According to a recent survey by Archstone Consulting, consumers are expected to spend $25 billion on gift cards this holiday season. Given the current economic downturn, and consumers’ desire for flexible spending options, Archstone predicts pre-paid bank cards will be one of this year’s hottest gifts because recipients can choose to spend the money on “nice to have” items, or if need be, on daily expenses such as gas, groceries or bills.
“Cold hard cash is going to be on a lot of wish lists this year as families find it increasingly difficult to balance holiday spending with paying for essentials,” said Karen Nalven, BBB President. “Pre-paid bank cards can be a great way to give money, but givers and receivers need to pay special attention to the terms and conditions, which can include substantial fees and limitations.”
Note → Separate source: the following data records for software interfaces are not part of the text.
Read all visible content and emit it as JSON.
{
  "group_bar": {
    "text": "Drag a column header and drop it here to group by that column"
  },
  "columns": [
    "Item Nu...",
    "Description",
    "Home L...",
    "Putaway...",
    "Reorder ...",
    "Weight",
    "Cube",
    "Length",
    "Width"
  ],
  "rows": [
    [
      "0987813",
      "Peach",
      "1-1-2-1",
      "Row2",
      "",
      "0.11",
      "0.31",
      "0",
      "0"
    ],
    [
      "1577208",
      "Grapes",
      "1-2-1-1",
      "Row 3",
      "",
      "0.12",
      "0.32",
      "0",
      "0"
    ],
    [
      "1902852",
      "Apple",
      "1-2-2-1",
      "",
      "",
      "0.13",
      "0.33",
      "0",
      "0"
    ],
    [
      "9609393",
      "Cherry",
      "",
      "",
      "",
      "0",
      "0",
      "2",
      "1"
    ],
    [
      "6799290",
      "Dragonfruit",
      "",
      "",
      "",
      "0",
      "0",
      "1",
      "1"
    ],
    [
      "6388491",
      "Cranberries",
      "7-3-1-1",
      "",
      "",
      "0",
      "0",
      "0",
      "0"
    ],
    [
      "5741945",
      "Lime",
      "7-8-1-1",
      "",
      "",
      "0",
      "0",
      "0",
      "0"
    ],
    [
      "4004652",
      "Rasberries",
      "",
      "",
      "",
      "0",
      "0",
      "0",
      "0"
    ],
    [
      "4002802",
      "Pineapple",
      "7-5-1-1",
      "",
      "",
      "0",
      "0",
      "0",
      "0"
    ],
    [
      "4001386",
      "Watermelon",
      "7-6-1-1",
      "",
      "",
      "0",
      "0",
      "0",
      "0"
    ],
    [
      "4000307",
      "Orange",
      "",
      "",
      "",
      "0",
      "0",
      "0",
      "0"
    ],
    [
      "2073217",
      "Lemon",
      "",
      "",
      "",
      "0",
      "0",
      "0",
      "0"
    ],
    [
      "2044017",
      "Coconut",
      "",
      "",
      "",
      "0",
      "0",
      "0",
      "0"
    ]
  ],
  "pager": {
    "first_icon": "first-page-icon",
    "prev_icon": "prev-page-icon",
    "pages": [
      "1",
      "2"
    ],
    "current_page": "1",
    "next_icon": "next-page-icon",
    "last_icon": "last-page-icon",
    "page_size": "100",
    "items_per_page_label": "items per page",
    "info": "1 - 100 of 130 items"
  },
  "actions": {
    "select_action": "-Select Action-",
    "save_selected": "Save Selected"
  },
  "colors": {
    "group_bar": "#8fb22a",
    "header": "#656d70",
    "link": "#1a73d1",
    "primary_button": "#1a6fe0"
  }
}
Not only are pre-paid bank cards a popular holiday gift, they are also a way for people with limited access to credit cards to manage their money—including making it easier to purchase items online. The terms and conditions on these products do vary, so BBB recommends consumers pay special attention to the following details when giving, or receiving, a pre-paid bank card.
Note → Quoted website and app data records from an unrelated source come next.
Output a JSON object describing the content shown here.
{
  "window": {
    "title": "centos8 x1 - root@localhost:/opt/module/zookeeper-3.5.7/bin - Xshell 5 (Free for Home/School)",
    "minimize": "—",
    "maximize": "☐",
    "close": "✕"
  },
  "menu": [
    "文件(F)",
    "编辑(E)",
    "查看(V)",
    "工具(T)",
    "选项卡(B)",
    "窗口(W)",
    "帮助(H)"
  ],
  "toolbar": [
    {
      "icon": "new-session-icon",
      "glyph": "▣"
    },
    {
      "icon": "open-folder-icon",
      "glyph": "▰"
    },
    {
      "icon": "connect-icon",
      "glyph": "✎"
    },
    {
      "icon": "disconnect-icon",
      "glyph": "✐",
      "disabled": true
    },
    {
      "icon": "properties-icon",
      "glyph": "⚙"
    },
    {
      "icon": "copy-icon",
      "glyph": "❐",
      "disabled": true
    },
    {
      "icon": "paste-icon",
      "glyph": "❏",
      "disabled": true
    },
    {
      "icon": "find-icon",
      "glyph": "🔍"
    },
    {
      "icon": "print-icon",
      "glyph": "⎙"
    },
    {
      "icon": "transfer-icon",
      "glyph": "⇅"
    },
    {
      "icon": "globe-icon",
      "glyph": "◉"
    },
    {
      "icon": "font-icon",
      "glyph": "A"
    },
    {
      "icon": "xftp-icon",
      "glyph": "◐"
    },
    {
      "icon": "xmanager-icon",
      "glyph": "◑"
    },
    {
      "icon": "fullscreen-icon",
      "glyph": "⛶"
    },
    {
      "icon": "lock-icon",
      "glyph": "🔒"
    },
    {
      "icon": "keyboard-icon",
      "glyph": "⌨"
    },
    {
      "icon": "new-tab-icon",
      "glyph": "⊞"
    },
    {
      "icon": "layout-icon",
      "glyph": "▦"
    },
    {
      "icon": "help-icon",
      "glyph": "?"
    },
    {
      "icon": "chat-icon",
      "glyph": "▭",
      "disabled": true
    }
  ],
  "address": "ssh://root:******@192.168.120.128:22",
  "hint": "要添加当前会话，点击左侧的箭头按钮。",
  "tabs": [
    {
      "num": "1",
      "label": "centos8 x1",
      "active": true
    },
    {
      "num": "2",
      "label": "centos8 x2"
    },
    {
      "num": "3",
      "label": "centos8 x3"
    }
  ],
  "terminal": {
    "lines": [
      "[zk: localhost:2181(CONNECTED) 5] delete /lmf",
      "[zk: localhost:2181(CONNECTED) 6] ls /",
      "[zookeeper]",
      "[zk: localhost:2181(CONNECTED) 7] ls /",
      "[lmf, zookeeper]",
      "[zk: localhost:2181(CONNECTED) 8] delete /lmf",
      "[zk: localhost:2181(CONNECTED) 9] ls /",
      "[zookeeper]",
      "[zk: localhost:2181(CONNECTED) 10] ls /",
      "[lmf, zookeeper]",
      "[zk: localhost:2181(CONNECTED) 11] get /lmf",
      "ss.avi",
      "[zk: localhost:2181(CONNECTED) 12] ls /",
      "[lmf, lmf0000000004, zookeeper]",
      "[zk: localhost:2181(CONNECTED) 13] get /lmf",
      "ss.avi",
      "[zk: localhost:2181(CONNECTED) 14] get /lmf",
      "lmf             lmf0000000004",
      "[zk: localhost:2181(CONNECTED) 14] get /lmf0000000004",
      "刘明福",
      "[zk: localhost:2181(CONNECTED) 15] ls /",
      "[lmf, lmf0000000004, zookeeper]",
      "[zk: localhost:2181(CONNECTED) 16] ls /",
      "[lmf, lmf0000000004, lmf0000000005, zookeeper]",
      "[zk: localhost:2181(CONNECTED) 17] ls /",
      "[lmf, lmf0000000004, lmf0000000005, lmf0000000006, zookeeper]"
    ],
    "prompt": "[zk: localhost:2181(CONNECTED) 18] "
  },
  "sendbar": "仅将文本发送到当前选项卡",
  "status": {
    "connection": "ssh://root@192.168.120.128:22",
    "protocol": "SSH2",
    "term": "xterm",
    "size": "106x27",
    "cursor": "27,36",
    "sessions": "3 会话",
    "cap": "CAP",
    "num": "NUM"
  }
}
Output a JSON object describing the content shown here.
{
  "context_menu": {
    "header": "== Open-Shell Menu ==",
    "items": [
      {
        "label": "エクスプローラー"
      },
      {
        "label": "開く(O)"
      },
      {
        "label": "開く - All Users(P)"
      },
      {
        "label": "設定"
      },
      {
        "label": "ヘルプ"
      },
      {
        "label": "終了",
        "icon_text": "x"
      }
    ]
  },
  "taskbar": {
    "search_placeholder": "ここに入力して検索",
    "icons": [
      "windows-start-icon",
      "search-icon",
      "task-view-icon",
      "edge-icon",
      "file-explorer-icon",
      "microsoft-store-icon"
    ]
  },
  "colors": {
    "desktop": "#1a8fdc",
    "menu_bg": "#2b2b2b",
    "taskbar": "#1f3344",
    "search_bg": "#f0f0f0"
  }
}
Fees, Fees and More Fees
BBB serving Southwest Idaho and Eastern Oregon recently researched a bank card offer and discovered more than 27 different fees ranging from a little under a dollar to almost $20. Fees were attached to contacting customer service, loading more money onto the card, and inactivity. The card even had weekly base fees of $1.95—which ads up to more than $100 a year to use the card. BBB recommends paying close attention to all terms and conditions associated with pre-paid bank cards and is encouraging consumers to ensure they read the fine print and ask about and understand any “hidden” fees.
What if the Bank Goes Bankrupt?
Despite some high-profile failures in recent months, generally bank failures are infrequent, with only 15 banks having gone under so far in 2008. However, for those bank customers, their checking and savings accounts were insured by the FDIC and they didn’t lose all of their deposited money. Unfortunately, the same insurance is not extended to pre-paid cards. The FDIC is currently looking into the prospect of including pre-paid bank cards under the umbrella of protection that covers other bank accounts, but as of now, any money stored on a card is in jeopardy if the bank managing the card goes under.
Protection Question if the Card is Lost or Stolen.
Pre-paid bank cards are often branded by major credit card companies, such as MasterCard or Visa. While credit card companies promise zero or limited liability to card holders if their credit card is stolen or lost, the same protections do not necessarily apply to stored-value cards. Again, BBB recommends paying close attention to the terms and conditions of the card, which should outline the consumer protections allotted to the holder.
Just Like a Credit Card?
In some cases, such as renting a car or reserving a hotel room, a pre-paid bank card might not be accepted. Consumers might also have a hard time using pre-paid cards when paying a deposit for larger purchases.
Some card issuers, but not many, report to a credit bureau, which means that holding a card can potentially have a positive impact on a consumer’s credit score. Because a consumer cannot overdraw on the card or risk not paying a bill on time, there’s no way for a consumer to damage their credit by using a pre-paid bank card either.